Valuing Differences Is Not a New Battle Cry
We’re in a time of dramatic changes in education with more coming (including the reauthorization of the No Child Left Behind Act, whether annual standardized tests will or even should continue, and whether the states that have adopted the Common Core State Standards will eliminate them). However, when it comes to the struggles of Latino, African American, Alaskan native and indigenous American, English Learners, and students living in poverty, little has changed for decades regarding how badly school is going for many of them. The sheer number of students from these underrepresented populations (they are predicted to be the majority population by 2020) should raise our alarm to an even higher level.
In 1988, Lisa Delpit, renowned for her contributions in education, called for us to listen, really listen, and value different perspectives.She also called for educators to embrace the diversity that is occurring in our classrooms. With the sharp increase in diversity among our nation’s students, fostering responsive, reciprocal, and inclusive relationships should be at the core of what we do.
Real Change Happens Through Partnerships

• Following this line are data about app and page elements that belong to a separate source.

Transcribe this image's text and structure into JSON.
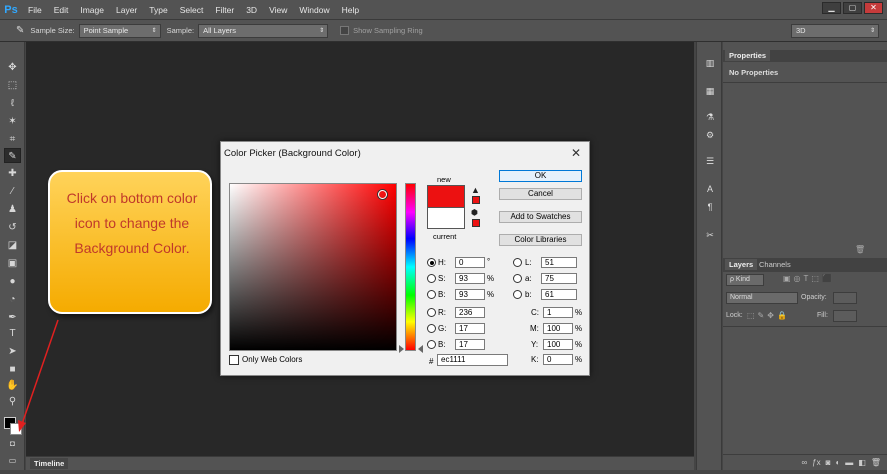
{
  "app": {
    "logo": "Ps"
  },
  "menu": [
    "File",
    "Edit",
    "Image",
    "Layer",
    "Type",
    "Select",
    "Filter",
    "3D",
    "View",
    "Window",
    "Help"
  ],
  "window_controls": [
    "▁",
    "▢",
    "✕"
  ],
  "options": {
    "sample_size_label": "Sample Size:",
    "sample_size_value": "Point Sample",
    "sample_label": "Sample:",
    "sample_value": "All Layers",
    "show_ring_label": "Show Sampling Ring",
    "workspace_value": "3D"
  },
  "panels": {
    "properties_tab": "Properties",
    "no_properties": "No Properties",
    "layers_tab": "Layers",
    "channels_tab": "Channels",
    "kind_label": "ρ Kind",
    "blend_mode": "Normal",
    "opacity_label": "Opacity:",
    "lock_label": "Lock:",
    "fill_label": "Fill:"
  },
  "timeline_label": "Timeline",
  "dialog": {
    "title": "Color Picker (Background Color)",
    "close": "✕",
    "new_label": "new",
    "current_label": "current",
    "new_color": "#ec1111",
    "current_color": "#ffffff",
    "ok": "OK",
    "cancel": "Cancel",
    "add_swatches": "Add to Swatches",
    "color_libraries": "Color Libraries",
    "only_web_colors": "Only Web Colors",
    "fields": {
      "H": {
        "label": "H:",
        "value": "0",
        "unit": "°"
      },
      "S": {
        "label": "S:",
        "value": "93",
        "unit": "%"
      },
      "B": {
        "label": "B:",
        "value": "93",
        "unit": "%"
      },
      "R": {
        "label": "R:",
        "value": "236"
      },
      "G": {
        "label": "G:",
        "value": "17"
      },
      "Bl": {
        "label": "B:",
        "value": "17"
      },
      "L": {
        "label": "L:",
        "value": "51"
      },
      "a": {
        "label": "a:",
        "value": "75"
      },
      "b": {
        "label": "b:",
        "value": "61"
      },
      "C": {
        "label": "C:",
        "value": "1",
        "unit": "%"
      },
      "M": {
        "label": "M:",
        "value": "100",
        "unit": "%"
      },
      "Y": {
        "label": "Y:",
        "value": "100",
        "unit": "%"
      },
      "K": {
        "label": "K:",
        "value": "0",
        "unit": "%"
      }
    },
    "hex_label": "#",
    "hex_value": "ec1111"
  },
  "callout": {
    "text": "Click on bottom color icon to change the Background Color."
  },
  "colors": {
    "accent_ps": "#31a8ff",
    "callout_fill": "#f5ab00",
    "callout_text": "#c0392b",
    "arrow": "#e02020"
  }
}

We believe that schools work when everyone is active and welcomed and where interactions, and lots of them, are constantly encouraged and promoted. It is akin to our writing process. Many drafts were written– each making us work harder, more precisely, and ultimately more efficiently at what became our final product. In the process, we came to know and value as well as challenge each other while at the same time trusting that what we wrote would be based on mutual respect and collaboration. Public education is a collaborative endeavor, too, every bit as much dependent on respectful negotiation of differences, and the active participation of students, families and teachers. In the end, it can only succeed where the development of students into capable and well-educated adults is everyone’s common project.
Being In It Together
No one person or authority has the answers. Rather, when we invite and are open to what others bring, when we allow ourselves to be changed by different perspectives, and when we see these as gifts rather than obstacles to what we can achieve, then we can truly be in it together.
In this spirit, we called upon members from various professional organizations including ASCD, TESOL, American Federation of Teachers, and Colorín Colorado to furnish us with much needed examples in practice. To articulate specifics and provide a practical roadmap for this work, we also infused several research-based preparation and instructional strategies to show how we can support learners from many different cultural, racial, linguistic, and economic experiences to be successful in school. The result of our collaborative efforts is a book that is dedicated for teachers and teachers in training who, like all of us in public education work, are experiencing the productive tensions of working with an increasingly diverse student population against a backdrop of regulatory initiatives. We believe strongly that we can make education work for all when we are truly in it together and that there is no better or more important time to doing this than right now.
This article was drawn from Zacarian & Silverstone (2015) In It Together: How Student, Family, and Community Partnerships Advance Engagement and Achievement in Diverse Classrooms.